Microsoft and OpenAI team up on a monster of a supercomputer
Another win for Microsoft as it strives to become an AI and cloud behemothBy Adrian Potoroaca
In brief: Microsoft built a gargantuan supercomputer for artificial intelligence, which is the latest expansion of its Azure cloud computing platform. And by helping OpenAI bring new refinements to AI models, it gained a new vote of confidence for Azure as one of the leading platforms for future innovation.
At its virtual Build 2020 developer conference, Microsoft revealed several interesting sneak peeks into its latest efforts to unify Windows 10 app development, offer more useful tools for power users, and integrate more Linux goodies via the Windows Subsystem for Linux.

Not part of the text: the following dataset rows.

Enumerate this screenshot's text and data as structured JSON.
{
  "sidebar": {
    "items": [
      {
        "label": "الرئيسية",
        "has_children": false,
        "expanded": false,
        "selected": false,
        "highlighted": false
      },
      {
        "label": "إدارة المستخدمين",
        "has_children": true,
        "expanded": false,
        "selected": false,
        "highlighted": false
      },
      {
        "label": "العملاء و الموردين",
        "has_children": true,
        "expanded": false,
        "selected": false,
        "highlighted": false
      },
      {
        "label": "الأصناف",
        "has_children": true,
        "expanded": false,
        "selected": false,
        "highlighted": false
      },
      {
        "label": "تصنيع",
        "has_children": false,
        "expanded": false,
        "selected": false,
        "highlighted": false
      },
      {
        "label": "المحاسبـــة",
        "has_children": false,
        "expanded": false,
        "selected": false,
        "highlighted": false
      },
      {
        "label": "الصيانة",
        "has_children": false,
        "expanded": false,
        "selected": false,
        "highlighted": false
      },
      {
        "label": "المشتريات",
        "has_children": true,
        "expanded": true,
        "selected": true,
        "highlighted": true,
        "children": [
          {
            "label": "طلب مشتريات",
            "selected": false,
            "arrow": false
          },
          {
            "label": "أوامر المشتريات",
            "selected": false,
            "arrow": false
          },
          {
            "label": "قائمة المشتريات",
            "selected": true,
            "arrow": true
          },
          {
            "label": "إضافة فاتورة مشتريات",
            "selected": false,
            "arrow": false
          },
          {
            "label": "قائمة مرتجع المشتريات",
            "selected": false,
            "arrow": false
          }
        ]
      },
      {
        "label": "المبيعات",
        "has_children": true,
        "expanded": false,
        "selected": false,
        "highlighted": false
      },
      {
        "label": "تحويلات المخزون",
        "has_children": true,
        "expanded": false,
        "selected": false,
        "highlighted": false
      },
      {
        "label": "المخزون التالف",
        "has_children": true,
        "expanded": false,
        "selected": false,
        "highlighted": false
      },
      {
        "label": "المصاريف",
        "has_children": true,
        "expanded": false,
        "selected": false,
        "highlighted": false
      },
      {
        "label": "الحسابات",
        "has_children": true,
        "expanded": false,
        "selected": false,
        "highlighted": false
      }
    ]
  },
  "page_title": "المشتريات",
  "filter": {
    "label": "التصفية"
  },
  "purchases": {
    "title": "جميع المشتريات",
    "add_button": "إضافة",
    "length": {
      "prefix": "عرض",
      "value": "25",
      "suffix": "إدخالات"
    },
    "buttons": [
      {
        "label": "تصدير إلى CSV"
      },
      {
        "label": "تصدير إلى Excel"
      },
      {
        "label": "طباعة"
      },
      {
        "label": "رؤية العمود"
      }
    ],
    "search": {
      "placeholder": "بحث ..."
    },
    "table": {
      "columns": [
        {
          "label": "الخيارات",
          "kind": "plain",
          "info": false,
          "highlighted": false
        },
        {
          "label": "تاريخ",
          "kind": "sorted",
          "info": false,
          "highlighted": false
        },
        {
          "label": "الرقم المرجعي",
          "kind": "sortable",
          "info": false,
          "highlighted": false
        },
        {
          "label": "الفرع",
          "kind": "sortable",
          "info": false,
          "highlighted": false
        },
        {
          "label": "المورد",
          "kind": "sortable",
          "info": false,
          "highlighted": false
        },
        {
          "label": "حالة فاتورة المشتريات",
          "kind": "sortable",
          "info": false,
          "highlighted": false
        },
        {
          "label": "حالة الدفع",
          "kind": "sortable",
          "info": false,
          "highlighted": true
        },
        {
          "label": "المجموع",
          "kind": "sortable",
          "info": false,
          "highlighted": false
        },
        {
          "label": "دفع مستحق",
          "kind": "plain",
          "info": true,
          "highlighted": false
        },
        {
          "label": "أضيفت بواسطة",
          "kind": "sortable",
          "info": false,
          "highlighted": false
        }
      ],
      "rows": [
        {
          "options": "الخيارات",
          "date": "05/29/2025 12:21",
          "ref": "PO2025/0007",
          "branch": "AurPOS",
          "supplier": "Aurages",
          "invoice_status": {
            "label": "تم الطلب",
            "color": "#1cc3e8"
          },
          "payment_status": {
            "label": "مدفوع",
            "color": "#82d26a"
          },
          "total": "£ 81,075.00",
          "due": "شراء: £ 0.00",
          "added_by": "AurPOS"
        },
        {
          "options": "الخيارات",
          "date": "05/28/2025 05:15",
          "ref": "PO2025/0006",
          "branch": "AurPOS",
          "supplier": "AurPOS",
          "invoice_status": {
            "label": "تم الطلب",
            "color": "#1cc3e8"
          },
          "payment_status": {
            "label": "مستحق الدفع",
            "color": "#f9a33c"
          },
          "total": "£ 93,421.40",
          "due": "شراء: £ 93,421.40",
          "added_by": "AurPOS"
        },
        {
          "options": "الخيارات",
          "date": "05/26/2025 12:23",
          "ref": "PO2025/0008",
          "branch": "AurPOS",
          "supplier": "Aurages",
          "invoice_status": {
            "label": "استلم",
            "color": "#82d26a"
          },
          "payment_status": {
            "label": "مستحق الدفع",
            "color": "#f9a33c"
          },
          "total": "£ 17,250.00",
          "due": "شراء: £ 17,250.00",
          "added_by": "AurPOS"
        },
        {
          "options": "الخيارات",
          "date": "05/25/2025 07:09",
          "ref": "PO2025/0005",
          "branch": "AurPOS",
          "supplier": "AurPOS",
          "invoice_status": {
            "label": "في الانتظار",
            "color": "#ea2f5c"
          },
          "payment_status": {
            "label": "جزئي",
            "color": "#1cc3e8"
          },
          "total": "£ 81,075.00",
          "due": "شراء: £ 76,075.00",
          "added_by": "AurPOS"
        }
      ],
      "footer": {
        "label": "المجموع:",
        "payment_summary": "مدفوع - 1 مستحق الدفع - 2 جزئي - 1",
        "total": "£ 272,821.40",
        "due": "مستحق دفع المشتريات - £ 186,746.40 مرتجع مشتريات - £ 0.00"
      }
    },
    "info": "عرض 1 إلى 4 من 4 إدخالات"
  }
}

A less talked about but still interesting announcement at the event is that Microsoft has partnered with OpenAI to make one of the top five AI supercomputers out there. The beast is essentially an Azure-linked supercomputer that's built specifically to test OpenAI's artificial intelligence models, from the ones that write believable fake news and beat you at Dota 2, to the more practical ones that can improve robotics and decision-making.
Microsoft didn't go too deep into the technical details of the new supercomputer, but it did say that it consists of more than 285,000 CPU cores coupled with 10,000 GPUs grouped into servers equipped with 400 gigabits per second of network bandwidth.
The main reason why the company is throwing so much compute power into AI applications is that models are almost doubling in size every few months. For instance, Microsoft's Turing model for natural language processing has ballooned to 17 billion parameters from just one billion it had one year ago.
Last year, Microsoft entered a multi-year partnership with OpenAI, pouring $1 billion into the AI company started by Elon Musk to have it use Azure in training AIs. But more importantly, the fact that OpenAI chose Azure as its cloud platform of choice is yet another win for Microsoft on that front.